I've occasionally heard developers talk about a "code smell" - subtle indications that lead to the uneasy feeling all is not well with the source code for some application (as opposed, I guess, to the not unknown opinion that everybody else's code stinks). I wonder if there are similar easy-to-miss signs that some piece of documentation or guidance you've been slaving over for weeks is not quite all it should be? Is there an equivalent "docs smell"?
One of the challenges of working in the patterns & practices team is targeting the guidance I create at a level of technical capability appropriate for users; and gauging the relevant experience and knowledge that the users we do target will already possess. Much of the problem seems to relate to the huge breadth of technologies available and the increasing complexity of techniques that are now becoming common. Our primary aim is to provide guidance for users of Microsoft technologies in real-world scenarios. We don't teach people how to write a Hello World application in Visual Basic, or how to use CSS to style a web page. Instead, we aim to demonstrate how development teams, system administrators, and software architects can get the maximum benefit from applying enterprise-ready software, techniques, and solutions.
We do our best to help professionals build applications and services that fulfil meaningful and useful tasks. However, everyone needs to start somewhere. For example, we can't just assume that every user of Windows Identity Foundation (WIF) is already an expert in building Windows Communication Foundation (WCF) services. It may be that the only time they WIF is when building ASP.NET applications. And, conversely, it may well be that someone highly experienced in building web services with WCF has never seen an ASP.NET GridView control. Or know what Razor is.
Of course, Razor is a relatively simple technology to learn. In fact, I've been working on a guidance project for another group (not p&p) that covers it in some depth. And, as we assume that it's a technology primary aimed at newcomers to web development (which may or may not actually be the case in real life), we explain a lot of the theory behind the HTML techniques we demonstrate, and other related web development and data management topics as well. Except we use only C#, including generics and many of the latest fancy syntax shortcuts, without explaining these. OK, so we can't cover everything in one go, and have to make some assumptions on the existing knowledge of the reader. Yet (sniff, sniff) many developers I know who are just starting out with web development use Visual Basic...
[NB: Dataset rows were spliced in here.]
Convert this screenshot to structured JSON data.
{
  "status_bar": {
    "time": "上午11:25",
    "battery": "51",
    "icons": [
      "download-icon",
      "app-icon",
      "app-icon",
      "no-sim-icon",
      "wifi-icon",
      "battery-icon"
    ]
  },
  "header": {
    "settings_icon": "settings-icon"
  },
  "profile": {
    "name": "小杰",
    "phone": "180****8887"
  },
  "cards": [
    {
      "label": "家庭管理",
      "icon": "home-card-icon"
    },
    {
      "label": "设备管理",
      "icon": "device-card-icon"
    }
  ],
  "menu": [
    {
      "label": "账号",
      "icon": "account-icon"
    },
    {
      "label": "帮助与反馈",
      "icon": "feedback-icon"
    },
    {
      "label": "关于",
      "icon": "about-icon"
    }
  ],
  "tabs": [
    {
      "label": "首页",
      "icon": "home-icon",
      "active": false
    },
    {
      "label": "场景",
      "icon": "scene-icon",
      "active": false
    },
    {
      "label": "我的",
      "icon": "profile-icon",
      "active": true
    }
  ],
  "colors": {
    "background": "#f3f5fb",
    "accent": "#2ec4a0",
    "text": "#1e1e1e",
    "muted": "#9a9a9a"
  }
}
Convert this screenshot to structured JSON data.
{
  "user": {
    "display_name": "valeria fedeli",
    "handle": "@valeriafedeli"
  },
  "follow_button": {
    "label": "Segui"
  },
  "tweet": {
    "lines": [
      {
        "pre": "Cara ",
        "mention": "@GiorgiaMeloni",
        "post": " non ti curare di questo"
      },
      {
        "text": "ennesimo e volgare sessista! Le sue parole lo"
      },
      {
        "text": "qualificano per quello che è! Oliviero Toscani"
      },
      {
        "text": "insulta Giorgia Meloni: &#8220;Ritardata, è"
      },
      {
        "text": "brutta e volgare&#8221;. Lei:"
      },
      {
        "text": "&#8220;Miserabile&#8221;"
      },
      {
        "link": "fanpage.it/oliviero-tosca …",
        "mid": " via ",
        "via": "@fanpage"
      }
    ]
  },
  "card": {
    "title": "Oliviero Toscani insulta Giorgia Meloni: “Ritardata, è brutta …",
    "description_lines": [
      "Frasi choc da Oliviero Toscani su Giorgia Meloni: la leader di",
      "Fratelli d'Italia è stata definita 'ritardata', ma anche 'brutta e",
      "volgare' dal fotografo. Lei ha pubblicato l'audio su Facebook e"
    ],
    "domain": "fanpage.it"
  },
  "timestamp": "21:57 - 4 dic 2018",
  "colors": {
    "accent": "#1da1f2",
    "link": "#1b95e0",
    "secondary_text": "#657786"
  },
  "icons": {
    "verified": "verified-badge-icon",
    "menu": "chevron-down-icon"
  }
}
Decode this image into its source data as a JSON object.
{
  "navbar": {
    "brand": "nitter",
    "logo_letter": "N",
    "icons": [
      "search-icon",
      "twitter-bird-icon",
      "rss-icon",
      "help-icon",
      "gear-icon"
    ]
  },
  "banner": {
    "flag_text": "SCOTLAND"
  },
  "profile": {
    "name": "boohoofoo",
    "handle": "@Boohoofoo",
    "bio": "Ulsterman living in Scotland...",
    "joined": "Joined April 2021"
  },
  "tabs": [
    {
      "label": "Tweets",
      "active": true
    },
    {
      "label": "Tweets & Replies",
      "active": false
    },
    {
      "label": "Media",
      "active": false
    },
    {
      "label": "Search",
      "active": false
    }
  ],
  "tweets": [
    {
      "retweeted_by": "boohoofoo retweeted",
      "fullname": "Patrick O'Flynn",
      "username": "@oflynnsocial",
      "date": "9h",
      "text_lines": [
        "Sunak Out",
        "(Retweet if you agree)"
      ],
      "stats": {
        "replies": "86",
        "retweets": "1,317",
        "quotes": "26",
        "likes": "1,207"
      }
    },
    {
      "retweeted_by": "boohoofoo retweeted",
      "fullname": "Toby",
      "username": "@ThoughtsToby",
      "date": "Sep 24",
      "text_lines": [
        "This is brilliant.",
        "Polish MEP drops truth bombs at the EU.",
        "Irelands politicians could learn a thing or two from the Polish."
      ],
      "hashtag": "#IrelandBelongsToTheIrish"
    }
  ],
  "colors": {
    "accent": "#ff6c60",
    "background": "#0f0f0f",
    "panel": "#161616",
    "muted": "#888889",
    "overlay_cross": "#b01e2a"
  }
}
A particular topic where this difficulty in accurately targeting guidance is relevant is one of the p&p projects I'm currently working on. We've already produced several related guides on Windows Azure, Moving to the Cloud, Windows Phone 7, and the use of Claims for Identity and Authentication scenarios. Many of the techniques used in the guides and the sample applications are common across these areas of development. However, they are not generally well-known topics, and include a plethora of new terms and technical jargon. The result is that some potential users of our guidance may have difficulty finding the relevant content; especially if they are not already familiar with the technology space.
So how do you counter this issue? We've got some ideas that will improve the visibility of different parts of the content and provide a more definitive road map that will help potential users find the relevant parts. One is to provide a FAQ-style list of topic areas and subtopics that narrow the view into the appropriate areas of the content. Another is to create introductory guidance that steers users into the required area by helping them to understand the different parts of the content when starting from a lower level of prior knowledge.
This doesn't, however, solve the problem of "findability". Even when we apply fancy SEO techniques to the online content, it is unlikely to appear at the top of a search engine results page. These use all kinds of rules, including preference for the most recent content, the presence of keyword repetition, and matching phrases within the topic headings; all of which tend to reduce the prominence of guidance that is created in a form primarily suited to printing as a book. This means blog/forum posts and articles that have just been published are more likely to appear before any of our online content. The result is that the poor users, searching for help on a topic with which they are not already familiar, will find short snippets of information that is often not helpful when starting out with a new technology (or which, in some cases, is just plain wrong).
A typical example of the findabiity problem I encountered was when researching the different patterns for authenticating a service call using a combination of Active Directory Federation Services (ADFS), Windows Azure AppFabric Access Control Service (ACS), and – of course - WIF. So far I've identified around a dozen different architectural scenarios and service request patterns for this, several of which seem to be almost impossible to implement or to actually make work. Or describe in a meaningful way to newcomers. Even helpful blog and forum posts such as "WIF supports SAML tokens but not the SAML protocol" may not be terribly useful to these users as they struggle to understand the technologies. OK, so I can provide overviews, definitions, diagrams, and all the usual guidance stuff for those that stand half a chance of being implementable. Though I'm surprised that Visio didn't pop up an error dialog to say it had run out of arrows while I was trying to sketch out all the schematics.
And when I finally came to write the questions and answers bit for the end of the chapter, I realized that I was OK asking the questions but then I couldn't decide which of the multiple-choice answers was correct. Depending on which blog posts I read, how I tilted my head, and whether I closed one eye, all the answers seemed - at least to some extent - to be correct. Maybe this is actually a good example of a "docs smell", though I suppose I can't really really blame Windows Identity Foundation for that.
But it sure is a handy technology for creating pun-filled blog post titles...